• _Problem to work on_
An exact copy of every record is required.

• _Dataset rows describing interfaces_
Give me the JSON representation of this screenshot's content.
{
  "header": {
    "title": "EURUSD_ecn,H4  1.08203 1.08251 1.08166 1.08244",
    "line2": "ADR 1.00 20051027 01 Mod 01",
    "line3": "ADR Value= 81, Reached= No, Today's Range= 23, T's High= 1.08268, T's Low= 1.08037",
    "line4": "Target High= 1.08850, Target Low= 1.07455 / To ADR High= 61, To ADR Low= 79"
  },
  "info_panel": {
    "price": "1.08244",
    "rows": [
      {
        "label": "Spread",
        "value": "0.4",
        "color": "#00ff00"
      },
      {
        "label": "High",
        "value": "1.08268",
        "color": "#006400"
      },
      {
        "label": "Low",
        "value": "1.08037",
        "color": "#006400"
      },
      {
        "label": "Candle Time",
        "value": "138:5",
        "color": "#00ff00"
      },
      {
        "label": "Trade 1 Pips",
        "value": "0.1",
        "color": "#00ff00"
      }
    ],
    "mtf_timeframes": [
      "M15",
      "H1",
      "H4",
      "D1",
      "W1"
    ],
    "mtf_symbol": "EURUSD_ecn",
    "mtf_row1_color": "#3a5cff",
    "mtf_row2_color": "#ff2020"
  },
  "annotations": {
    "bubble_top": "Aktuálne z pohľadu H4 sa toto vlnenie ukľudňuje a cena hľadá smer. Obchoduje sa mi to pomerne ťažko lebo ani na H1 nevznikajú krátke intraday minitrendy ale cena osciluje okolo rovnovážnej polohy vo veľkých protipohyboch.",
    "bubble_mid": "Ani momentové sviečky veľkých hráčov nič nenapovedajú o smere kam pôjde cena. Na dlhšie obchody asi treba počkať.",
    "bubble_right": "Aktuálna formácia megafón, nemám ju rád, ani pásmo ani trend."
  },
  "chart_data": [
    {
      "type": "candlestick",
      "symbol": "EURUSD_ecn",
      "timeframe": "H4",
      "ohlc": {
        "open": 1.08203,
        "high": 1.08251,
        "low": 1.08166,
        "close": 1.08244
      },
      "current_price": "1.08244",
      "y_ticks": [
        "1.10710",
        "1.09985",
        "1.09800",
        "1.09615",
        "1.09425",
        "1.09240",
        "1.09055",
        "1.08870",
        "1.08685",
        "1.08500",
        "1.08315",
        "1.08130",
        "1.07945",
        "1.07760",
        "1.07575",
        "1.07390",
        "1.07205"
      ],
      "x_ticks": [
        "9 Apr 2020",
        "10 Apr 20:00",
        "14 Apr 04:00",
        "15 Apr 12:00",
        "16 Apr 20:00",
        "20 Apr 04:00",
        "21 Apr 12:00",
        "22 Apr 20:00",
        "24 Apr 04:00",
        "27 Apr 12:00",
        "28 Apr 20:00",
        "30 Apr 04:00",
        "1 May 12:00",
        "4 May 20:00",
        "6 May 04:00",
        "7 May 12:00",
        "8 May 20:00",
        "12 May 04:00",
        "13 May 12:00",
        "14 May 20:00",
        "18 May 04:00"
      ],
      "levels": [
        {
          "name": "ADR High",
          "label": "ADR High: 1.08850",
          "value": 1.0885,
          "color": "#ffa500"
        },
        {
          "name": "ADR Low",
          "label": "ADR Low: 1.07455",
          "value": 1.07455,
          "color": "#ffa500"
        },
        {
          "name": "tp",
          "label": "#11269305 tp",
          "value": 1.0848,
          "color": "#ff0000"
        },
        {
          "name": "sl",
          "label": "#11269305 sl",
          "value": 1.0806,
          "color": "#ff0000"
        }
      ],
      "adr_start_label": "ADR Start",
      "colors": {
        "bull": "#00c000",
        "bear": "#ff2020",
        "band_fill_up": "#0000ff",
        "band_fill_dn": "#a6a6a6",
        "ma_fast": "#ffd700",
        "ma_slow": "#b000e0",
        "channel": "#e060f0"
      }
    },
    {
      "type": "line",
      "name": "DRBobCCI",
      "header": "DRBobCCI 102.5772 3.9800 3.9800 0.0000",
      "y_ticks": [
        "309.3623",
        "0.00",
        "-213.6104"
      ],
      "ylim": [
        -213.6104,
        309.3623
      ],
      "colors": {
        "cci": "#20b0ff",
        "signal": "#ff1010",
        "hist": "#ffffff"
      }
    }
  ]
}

• _Result below_
Give me the JSON representation of this screenshot's content.
{
  "header": {
    "title": "EURUSD_ecn,H4  1.08203 1.08251 1.08166 1.08244",
    "line2": "ADR 1.00 20051027 01 Mod 01",
    "line3": "ADR Value= 81, Reached= No, Today's Range= 23, T's High= 1.08268, T's Low= 1.08037",
    "line4": "Target High= 1.08850, Target Low= 1.07455 / To ADR High= 61, To ADR Low= 79"
  },
  "info_panel": {
    "price": "1.08244",
    "rows": [
      {
        "label": "Spread",
        "value": "0.4",
        "color": "#00ff00"
      },
      {
        "label": "High",
        "value": "1.08268",
        "color": "#006400"
      },
      {
        "label": "Low",
        "value": "1.08037",
        "color": "#006400"
      },
      {
        "label": "Candle Time",
        "value": "138:5",
        "color": "#00ff00"
      },
      {
        "label": "Trade 1 Pips",
        "value": "0.1",
        "color": "#00ff00"
      }
    ],
    "mtf_timeframes": [
      "M15",
      "H1",
      "H4",
      "D1",
      "W1"
    ],
    "mtf_symbol": "EURUSD_ecn",
    "mtf_row1_color": "#3a5cff",
    "mtf_row2_color": "#ff2020"
  },
  "annotations": {
    "bubble_top": "Aktuálne z pohľadu H4 sa toto vlnenie ukľudňuje a cena hľadá smer. Obchoduje sa mi to pomerne ťažko lebo ani na H1 nevznikajú krátke intraday minitrendy ale cena osciluje okolo rovnovážnej polohy vo veľkých protipohyboch.",
    "bubble_mid": "Ani momentové sviečky veľkých hráčov nič nenapovedajú o smere kam pôjde cena. Na dlhšie obchody asi treba počkať.",
    "bubble_right": "Aktuálna formácia megafón, nemám ju rád, ani pásmo ani trend."
  },
  "chart_data": [
    {
      "type": "candlestick",
      "symbol": "EURUSD_ecn",
      "timeframe": "H4",
      "ohlc": {
        "open": 1.08203,
        "high": 1.08251,
        "low": 1.08166,
        "close": 1.08244
      },
      "current_price": "1.08244",
      "y_ticks": [
        "1.10710",
        "1.09985",
        "1.09800",
        "1.09615",
        "1.09425",
        "1.09240",
        "1.09055",
        "1.08870",
        "1.08685",
        "1.08500",
        "1.08315",
        "1.08130",
        "1.07945",
        "1.07760",
        "1.07575",
        "1.07390",
        "1.07205"
      ],
      "x_ticks": [
        "9 Apr 2020",
        "10 Apr 20:00",
        "14 Apr 04:00",
        "15 Apr 12:00",
        "16 Apr 20:00",
        "20 Apr 04:00",
        "21 Apr 12:00",
        "22 Apr 20:00",
        "24 Apr 04:00",
        "27 Apr 12:00",
        "28 Apr 20:00",
        "30 Apr 04:00",
        "1 May 12:00",
        "4 May 20:00",
        "6 May 04:00",
        "7 May 12:00",
        "8 May 20:00",
        "12 May 04:00",
        "13 May 12:00",
        "14 May 20:00",
        "18 May 04:00"
      ],
      "levels": [
        {
          "name": "ADR High",
          "label": "ADR High: 1.08850",
          "value": 1.0885,
          "color": "#ffa500"
        },
        {
          "name": "ADR Low",
          "label": "ADR Low: 1.07455",
          "value": 1.07455,
          "color": "#ffa500"
        },
        {
          "name": "tp",
          "label": "#11269305 tp",
          "value": 1.0848,
          "color": "#ff0000"
        },
        {
          "name": "sl",
          "label": "#11269305 sl",
          "value": 1.0806,
          "color": "#ff0000"
        }
      ],
      "adr_start_label": "ADR Start",
      "colors": {
        "bull": "#00c000",
        "bear": "#ff2020",
        "band_fill_up": "#0000ff",
        "band_fill_dn": "#a6a6a6",
        "ma_fast": "#ffd700",
        "ma_slow": "#b000e0",
        "channel": "#e060f0"
      }
    },
    {
      "type": "line",
      "name": "DRBobCCI",
      "header": "DRBobCCI 102.5772 3.9800 3.9800 0.0000",
      "y_ticks": [
        "309.3623",
        "0.00",
        "-213.6104"
      ],
      "ylim": [
        -213.6104,
        309.3623
      ],
      "colors": {
        "cci": "#20b0ff",
        "signal": "#ff1010",
        "hist": "#ffffff"
      }
    }
  ]
}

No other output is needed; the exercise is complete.